> ACTIVITY
Only lines that contain the word "description" are to be returned from the data below.

> Dataset records
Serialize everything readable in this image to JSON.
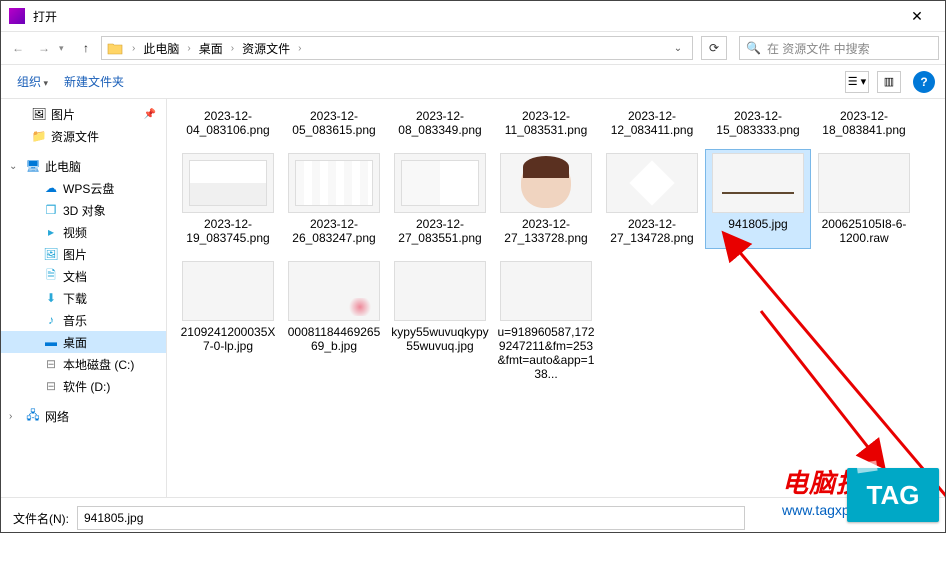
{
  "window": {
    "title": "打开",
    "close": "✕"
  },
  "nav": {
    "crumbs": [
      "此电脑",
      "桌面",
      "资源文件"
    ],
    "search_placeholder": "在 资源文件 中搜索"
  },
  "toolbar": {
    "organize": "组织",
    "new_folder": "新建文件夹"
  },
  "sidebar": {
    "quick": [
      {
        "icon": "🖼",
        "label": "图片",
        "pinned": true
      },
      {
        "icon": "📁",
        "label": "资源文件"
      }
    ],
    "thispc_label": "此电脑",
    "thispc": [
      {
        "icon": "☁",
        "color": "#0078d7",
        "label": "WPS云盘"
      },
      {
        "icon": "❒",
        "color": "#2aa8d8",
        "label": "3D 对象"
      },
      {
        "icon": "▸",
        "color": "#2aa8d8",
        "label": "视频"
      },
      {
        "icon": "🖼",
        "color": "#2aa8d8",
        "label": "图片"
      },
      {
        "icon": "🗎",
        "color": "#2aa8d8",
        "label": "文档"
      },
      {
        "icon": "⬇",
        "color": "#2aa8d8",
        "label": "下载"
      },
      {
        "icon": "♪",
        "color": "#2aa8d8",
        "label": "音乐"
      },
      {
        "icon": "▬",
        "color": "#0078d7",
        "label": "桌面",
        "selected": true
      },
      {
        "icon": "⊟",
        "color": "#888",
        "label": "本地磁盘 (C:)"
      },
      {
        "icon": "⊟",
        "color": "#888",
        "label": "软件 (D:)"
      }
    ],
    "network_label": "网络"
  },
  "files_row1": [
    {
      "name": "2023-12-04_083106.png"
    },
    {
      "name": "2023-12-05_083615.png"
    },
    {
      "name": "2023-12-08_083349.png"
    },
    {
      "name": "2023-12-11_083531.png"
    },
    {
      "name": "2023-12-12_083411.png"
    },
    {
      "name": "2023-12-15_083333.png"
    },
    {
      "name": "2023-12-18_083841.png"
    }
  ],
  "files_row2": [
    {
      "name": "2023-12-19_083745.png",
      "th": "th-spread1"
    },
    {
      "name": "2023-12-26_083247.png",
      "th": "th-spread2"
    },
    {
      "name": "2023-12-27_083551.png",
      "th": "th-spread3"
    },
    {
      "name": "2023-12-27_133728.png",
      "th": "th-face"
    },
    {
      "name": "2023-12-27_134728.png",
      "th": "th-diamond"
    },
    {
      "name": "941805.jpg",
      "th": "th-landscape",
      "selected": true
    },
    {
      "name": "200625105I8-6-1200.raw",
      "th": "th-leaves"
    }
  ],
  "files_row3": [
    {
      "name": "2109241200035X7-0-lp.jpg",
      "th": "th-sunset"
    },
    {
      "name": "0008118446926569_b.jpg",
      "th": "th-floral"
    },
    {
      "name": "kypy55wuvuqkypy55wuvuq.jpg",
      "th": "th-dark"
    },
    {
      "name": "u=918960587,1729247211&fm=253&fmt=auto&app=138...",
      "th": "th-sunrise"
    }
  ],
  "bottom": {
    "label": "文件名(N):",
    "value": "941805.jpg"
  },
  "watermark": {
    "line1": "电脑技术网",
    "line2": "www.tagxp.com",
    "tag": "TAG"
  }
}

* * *

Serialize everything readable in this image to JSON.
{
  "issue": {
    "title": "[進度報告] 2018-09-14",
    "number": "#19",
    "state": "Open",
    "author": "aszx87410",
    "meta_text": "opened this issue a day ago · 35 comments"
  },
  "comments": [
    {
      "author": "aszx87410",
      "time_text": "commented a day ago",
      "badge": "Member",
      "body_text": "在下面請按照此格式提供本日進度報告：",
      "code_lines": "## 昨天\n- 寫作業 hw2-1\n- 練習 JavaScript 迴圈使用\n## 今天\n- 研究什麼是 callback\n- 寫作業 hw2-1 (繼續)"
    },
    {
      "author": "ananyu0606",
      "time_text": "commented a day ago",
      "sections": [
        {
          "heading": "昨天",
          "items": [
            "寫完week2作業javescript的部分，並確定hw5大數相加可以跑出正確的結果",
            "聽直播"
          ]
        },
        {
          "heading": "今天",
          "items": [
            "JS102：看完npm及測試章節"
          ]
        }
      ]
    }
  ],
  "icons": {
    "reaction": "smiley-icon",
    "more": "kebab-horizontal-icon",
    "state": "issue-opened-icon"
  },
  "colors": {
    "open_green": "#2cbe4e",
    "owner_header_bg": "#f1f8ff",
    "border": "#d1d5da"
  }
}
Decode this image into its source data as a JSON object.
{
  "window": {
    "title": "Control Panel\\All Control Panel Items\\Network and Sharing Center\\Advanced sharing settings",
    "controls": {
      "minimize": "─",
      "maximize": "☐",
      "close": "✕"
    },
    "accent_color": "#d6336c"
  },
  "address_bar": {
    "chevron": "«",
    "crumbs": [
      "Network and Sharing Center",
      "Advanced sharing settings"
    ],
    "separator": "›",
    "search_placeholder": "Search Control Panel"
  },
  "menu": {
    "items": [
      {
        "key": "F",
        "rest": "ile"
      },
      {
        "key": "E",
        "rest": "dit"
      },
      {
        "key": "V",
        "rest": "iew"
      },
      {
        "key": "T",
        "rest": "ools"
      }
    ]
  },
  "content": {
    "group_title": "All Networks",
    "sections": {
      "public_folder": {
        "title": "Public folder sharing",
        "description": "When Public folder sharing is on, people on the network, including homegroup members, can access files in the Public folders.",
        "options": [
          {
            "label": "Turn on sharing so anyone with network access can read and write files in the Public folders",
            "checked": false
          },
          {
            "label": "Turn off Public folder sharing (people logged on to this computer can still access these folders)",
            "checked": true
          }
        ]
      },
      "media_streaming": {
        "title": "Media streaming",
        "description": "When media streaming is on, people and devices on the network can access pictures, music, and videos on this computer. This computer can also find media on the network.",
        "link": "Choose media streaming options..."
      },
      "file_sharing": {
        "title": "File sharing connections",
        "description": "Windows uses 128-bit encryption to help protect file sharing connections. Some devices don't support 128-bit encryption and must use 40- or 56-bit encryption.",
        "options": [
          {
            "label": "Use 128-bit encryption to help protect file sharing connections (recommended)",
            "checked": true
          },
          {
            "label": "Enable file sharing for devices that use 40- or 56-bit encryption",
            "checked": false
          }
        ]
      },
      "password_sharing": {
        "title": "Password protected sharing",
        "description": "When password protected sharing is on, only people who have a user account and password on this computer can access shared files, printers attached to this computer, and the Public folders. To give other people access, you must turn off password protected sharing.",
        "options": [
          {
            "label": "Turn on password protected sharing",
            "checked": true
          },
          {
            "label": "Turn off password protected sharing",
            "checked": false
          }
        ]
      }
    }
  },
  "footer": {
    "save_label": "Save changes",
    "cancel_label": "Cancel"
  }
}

> EXERCISE RESULT
        "description": "When Public folder sharing is on, people on the network, including homegroup members, can access files in the Public folders.",
        "description": "When media streaming is on, people and devices on the network can access pictures, music, and videos on this computer. This computer can also find media on the network.",
        "description": "Windows uses 128-bit encryption to help protect file sharing connections. Some devices don't support 128-bit encryption and must use 40- or 56-bit encryption.",
        "description": "When password protected sharing is on, only people who have a user account and password on this computer can access shared files, printers attached to this computer, and the Public folders. To give other people access, you must turn off password protected sharing.",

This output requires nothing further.